Kelly Marie Tran Is Set to Star in a New Disney Film Inspired by Southeast Asia
Kelly Marie Tran’s ethnicity speaks volumes to not only who she is as a person, but how important her presence is in cinema and Hollywood.
It’s no secret that there has been a lack of diversity in cinema for decades. Thankfully, slowly but surely, many film studios (including Disney) are working to change that. Disney recently announced that Star Wars actress Kelly Marie Tran will make her animated film debut in the new film Raya and the Last Dragon.
Disney promises that the film will allow Southeast Asians to feel seen on the big screen. One of the juicier details coming from this film is that Kelly Marie Tran has replaced Canadian actress and Degrassi alum Cassie Steele for the lead role. While some would be questioning why Disney made the switch, it seems the recasting could do mostly with Kelly’s ethnicity.
Kelly Marie Tran is the daughter of Vietnamese refugees.
While Kelly herself was born in San Diego, Calif., her parents were refugees from Vietnam who fled the country following the Vietnam War. After fleeing to the United States, Kelly’s father worked at Burger King to support the family while her mother worked at a funeral home. While she was born in America, Kelly always felt close to her Vietnamese roots.
In a now-deleted Instagram post, Kelly explained, “Growing up, I’ve always felt I was from two different worlds. I was born in the U.S., but my parents were born in Vietnam, and they raised my sisters and I with the parenting methods of the Vietnamese culture. So much of me is because of what my parents experienced in this country. So much of me is because of the things my parents overcame so that I could have the luxury of having a dream.”
Kelly is making history as the first actress of Southeast Asian descent to lead a Disney animated movie.
Not only will Kelly be the first actress of Southeast Asian descent to lead a Disney animated movie, but Raya will be Disney Animation Studios’ first movie inspired by Southeast Asia.
Director Carlos López Estrada said that he wasn’t a believer in a magical audition moment until he saw Kelly’s audition. After her first voice recording session, he and co-director Don Hall were stunned. “I'm never going to forget it,” he told EW. “I think [Don and I] rode in the car together, and we were quiet, looking at each other and nodding our heads just being like, ‘Yep, yep, yep.
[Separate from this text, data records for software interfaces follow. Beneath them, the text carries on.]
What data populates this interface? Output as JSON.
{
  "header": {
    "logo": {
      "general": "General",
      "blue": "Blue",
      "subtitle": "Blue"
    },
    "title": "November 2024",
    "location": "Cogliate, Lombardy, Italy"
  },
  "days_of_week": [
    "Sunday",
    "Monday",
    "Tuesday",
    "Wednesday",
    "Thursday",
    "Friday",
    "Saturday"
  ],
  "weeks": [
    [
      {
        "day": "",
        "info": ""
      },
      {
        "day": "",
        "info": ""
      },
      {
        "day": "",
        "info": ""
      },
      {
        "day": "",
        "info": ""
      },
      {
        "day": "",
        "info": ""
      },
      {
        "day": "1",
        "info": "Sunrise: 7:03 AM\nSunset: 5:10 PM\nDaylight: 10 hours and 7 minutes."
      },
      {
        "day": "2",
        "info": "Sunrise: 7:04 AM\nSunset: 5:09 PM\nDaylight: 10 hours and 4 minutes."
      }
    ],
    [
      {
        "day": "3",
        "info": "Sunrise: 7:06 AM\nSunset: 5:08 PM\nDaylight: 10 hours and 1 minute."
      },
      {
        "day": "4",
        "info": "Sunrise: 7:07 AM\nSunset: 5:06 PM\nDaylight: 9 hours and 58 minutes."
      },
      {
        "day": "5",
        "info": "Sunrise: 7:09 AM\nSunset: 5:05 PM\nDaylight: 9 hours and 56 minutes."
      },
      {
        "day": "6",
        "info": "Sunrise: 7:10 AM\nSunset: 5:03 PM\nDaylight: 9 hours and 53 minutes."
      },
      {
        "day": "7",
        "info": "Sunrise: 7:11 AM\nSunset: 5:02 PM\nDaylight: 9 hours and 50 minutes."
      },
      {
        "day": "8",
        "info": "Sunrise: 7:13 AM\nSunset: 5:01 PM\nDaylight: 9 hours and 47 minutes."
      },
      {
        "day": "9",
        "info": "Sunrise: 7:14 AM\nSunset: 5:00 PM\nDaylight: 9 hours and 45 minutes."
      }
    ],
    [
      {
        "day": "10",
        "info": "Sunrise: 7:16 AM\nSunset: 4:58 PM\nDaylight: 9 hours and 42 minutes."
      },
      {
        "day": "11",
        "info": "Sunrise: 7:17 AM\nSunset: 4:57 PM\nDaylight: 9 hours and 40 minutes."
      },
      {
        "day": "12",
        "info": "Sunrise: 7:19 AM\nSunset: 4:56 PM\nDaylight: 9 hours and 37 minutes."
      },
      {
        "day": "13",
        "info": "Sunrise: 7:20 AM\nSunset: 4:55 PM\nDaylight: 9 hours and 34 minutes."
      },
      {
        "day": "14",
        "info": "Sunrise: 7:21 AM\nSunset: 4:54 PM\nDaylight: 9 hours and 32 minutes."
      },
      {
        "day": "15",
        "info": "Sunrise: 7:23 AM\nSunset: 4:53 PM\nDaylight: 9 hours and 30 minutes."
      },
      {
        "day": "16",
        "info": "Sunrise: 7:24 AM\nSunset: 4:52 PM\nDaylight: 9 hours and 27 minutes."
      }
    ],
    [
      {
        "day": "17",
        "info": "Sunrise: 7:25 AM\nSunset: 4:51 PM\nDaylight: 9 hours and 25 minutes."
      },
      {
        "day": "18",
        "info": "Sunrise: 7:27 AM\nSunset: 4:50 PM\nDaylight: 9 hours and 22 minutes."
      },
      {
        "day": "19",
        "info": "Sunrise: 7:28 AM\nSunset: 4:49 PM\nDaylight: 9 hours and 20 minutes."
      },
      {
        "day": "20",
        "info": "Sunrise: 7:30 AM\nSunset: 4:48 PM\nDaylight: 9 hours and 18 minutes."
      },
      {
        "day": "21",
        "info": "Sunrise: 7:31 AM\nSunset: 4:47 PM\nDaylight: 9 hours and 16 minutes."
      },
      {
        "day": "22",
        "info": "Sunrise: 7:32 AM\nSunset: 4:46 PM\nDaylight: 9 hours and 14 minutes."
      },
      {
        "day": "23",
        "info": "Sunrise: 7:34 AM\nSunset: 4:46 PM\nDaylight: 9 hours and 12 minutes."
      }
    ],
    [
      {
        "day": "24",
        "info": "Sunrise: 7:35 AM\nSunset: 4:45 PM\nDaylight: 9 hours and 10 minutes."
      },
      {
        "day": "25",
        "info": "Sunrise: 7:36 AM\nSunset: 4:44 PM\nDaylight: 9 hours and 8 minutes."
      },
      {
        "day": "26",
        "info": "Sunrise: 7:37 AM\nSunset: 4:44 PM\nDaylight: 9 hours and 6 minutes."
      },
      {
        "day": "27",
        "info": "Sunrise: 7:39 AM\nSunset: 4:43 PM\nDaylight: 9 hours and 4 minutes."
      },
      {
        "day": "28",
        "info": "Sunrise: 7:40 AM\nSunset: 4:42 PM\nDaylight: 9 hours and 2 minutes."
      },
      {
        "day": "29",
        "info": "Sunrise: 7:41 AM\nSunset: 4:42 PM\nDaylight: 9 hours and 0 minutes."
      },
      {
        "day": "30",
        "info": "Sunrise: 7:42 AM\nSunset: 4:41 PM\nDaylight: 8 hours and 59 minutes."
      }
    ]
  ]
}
Kelly's perfect.’”
Kelly wants Raya to portray a different type of Disney princess.
Kelly knows the importance of portraying a Disney princess but also wants to make sure that she takes a different approach when voicing Raya. "She is someone who is technically a princess, but I think that what's really cool about this project, about this character specifically, is that everyone's trying to flip the narrative on what it means to be a princess," Kelly told EW.
"Raya is totally a warrior. When she was a kid, she was excited to get her sword. And she grows up to be a really badass, gritty warrior and can really take care of herself."
She also explained that the diversity in Raya and the Last Dragon is not just some stunt from Disney to make it seem like they are being more inclusive.
Kelly told EW that Disney employed whole teams to do research and make sure Raya would accurately reflect its influences. "I remember having this experience of recognizing some of the words and recognizing some of the names and the locations and even certain characters and our job descriptions of what influenced them to be a certain way," she shared.
"I felt so seen, and it was such a blissful feeling. I don't know if I can even explain it, but it was this surprise. I've worked on some things before which obviously weren't as culturally specific as this, and I don't think that I knew that I needed that."